= About this exercise =
Only a number is wanted: how many lines in the listing contain the word "Please"?

━━━ Available records ━━━

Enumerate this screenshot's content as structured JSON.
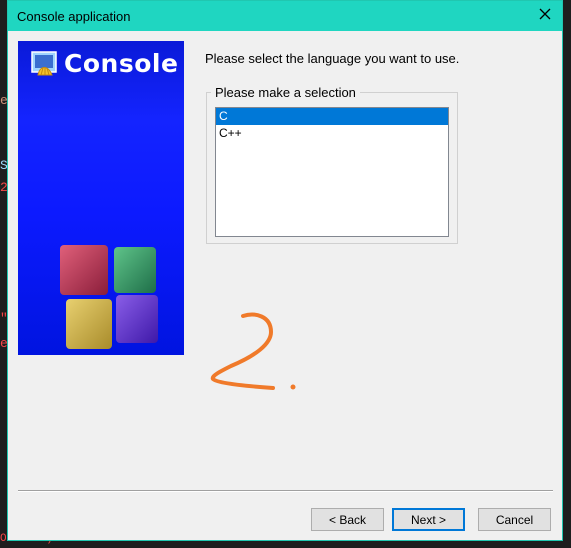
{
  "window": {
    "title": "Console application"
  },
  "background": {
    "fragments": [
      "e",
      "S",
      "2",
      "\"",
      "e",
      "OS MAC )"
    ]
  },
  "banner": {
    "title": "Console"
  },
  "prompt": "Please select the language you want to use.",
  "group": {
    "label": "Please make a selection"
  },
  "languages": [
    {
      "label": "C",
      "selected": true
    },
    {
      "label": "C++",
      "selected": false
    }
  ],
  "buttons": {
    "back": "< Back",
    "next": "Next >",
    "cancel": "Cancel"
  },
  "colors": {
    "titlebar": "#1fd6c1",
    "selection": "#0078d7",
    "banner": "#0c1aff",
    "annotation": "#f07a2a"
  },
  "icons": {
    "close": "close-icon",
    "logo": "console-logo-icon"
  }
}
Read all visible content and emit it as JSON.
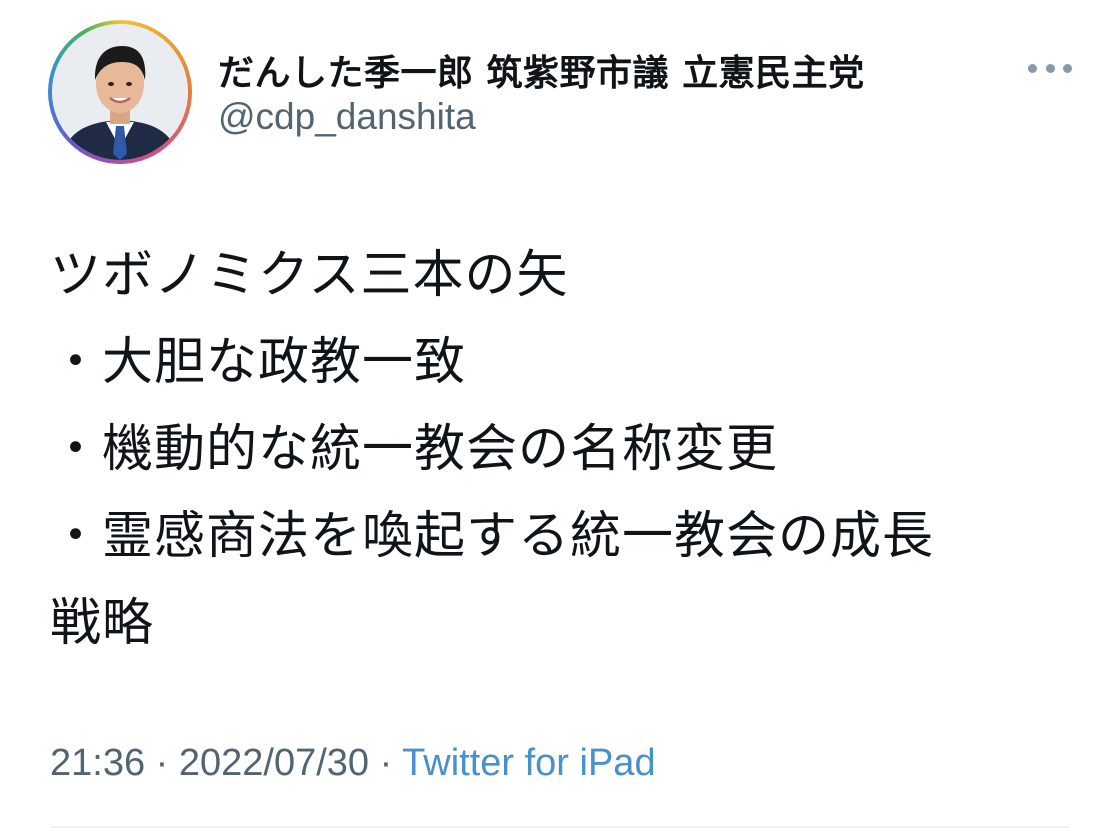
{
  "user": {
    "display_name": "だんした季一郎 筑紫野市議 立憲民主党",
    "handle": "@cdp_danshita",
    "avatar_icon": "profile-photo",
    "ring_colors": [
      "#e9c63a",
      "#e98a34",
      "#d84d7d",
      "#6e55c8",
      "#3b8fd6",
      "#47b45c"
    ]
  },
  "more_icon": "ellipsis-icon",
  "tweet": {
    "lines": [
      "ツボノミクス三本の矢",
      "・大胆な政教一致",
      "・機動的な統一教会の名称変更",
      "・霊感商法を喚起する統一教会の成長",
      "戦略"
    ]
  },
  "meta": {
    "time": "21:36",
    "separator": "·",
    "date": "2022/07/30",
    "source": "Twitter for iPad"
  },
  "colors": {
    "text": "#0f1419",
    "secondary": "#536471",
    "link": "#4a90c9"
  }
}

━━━

= Answer =
2